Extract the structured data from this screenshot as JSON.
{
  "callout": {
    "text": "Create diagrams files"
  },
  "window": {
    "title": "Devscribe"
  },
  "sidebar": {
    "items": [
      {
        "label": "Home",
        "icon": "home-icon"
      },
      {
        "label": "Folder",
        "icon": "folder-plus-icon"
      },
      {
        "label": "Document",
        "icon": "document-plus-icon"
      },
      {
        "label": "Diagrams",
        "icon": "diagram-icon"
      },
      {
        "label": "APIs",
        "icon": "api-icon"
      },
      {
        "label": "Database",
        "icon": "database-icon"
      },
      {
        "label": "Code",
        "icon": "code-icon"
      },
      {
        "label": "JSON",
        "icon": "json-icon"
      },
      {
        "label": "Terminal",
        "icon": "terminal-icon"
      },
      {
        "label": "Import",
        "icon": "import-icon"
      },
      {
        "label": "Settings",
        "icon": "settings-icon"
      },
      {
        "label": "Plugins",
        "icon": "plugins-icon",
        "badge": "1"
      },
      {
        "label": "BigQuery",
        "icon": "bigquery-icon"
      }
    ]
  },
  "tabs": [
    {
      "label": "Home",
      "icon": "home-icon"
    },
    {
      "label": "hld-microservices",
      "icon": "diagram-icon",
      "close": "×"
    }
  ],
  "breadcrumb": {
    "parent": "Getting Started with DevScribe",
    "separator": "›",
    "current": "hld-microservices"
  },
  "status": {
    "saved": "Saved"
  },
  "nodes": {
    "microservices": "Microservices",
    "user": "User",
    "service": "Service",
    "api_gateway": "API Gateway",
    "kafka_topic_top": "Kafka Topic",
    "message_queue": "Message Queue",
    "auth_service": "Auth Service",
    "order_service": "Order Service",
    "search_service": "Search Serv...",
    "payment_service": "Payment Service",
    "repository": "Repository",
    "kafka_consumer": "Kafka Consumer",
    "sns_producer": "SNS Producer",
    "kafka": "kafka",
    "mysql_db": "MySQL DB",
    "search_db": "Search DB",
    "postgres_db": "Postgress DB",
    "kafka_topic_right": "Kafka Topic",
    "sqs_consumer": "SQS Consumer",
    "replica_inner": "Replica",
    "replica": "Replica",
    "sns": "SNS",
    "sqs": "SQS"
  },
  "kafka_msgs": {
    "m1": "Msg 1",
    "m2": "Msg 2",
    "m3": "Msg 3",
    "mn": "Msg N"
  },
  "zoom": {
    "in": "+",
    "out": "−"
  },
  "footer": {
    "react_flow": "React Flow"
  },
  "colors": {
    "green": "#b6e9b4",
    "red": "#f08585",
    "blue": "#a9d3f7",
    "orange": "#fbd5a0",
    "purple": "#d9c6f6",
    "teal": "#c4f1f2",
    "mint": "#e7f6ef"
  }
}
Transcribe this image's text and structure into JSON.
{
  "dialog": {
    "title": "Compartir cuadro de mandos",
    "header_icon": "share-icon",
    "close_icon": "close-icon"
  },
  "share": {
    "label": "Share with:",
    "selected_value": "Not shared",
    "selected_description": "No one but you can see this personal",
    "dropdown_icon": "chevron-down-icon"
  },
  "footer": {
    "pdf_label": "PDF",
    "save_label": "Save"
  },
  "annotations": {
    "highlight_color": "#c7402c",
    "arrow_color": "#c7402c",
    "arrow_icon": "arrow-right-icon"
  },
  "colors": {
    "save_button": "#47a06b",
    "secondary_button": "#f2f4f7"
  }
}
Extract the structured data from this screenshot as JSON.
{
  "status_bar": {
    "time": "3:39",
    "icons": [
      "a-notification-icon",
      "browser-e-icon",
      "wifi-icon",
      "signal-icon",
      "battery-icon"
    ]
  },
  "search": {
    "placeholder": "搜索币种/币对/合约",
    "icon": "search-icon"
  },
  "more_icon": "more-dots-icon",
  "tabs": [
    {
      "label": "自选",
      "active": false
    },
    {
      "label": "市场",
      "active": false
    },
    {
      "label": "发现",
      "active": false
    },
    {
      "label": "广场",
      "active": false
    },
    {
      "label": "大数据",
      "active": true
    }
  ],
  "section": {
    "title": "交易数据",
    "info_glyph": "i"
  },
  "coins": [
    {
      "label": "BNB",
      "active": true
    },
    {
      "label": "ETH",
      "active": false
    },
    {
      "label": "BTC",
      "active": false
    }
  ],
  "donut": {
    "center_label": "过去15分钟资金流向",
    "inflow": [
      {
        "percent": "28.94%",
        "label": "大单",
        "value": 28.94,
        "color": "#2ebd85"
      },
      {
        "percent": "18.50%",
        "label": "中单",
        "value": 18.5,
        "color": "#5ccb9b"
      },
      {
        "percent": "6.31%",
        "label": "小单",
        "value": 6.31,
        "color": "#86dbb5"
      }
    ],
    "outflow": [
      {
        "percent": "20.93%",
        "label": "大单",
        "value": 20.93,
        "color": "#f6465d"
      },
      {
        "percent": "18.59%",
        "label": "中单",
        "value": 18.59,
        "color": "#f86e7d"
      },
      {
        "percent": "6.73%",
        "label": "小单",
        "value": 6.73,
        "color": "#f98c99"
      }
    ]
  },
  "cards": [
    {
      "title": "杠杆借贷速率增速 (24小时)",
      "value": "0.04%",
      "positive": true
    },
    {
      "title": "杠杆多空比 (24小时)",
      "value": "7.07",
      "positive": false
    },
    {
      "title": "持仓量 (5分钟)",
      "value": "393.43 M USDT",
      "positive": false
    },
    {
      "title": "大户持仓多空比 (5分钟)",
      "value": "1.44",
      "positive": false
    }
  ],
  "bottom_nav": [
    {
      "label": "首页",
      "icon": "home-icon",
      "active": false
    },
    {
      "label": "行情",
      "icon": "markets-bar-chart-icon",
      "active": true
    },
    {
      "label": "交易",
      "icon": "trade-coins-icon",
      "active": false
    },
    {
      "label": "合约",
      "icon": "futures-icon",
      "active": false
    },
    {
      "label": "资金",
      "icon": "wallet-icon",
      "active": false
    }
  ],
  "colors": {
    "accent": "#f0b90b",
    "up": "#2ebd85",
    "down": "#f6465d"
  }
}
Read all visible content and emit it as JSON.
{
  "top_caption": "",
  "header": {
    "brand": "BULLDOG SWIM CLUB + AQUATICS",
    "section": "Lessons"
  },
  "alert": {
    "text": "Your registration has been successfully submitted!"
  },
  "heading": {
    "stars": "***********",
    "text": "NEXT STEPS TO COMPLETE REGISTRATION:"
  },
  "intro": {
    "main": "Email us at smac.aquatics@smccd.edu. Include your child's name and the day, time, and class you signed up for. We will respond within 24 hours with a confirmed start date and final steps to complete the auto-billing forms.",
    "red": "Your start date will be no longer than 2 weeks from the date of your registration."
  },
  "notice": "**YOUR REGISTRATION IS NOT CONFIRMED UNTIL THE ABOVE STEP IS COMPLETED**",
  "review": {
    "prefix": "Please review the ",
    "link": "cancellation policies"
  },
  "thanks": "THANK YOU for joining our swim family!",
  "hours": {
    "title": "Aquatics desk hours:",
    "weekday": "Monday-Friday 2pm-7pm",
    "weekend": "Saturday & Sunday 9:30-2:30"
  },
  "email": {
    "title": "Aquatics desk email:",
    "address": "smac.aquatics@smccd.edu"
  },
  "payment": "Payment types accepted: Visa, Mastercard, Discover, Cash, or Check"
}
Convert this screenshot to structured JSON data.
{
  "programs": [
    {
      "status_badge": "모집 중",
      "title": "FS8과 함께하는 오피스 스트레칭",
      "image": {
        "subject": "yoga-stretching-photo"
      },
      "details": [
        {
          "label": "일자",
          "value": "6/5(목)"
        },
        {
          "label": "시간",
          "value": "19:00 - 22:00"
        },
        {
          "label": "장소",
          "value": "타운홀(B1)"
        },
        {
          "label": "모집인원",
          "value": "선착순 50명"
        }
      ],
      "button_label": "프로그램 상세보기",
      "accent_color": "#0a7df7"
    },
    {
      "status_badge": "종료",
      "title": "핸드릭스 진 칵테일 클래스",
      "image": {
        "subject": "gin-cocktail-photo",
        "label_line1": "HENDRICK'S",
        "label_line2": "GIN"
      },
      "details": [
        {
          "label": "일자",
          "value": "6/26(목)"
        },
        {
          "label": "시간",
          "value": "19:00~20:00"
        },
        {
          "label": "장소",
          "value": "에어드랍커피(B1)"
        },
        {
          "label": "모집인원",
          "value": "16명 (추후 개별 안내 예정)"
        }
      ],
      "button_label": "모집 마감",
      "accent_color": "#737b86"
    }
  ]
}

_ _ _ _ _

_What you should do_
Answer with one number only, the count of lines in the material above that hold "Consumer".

_Solution to the exercise_
2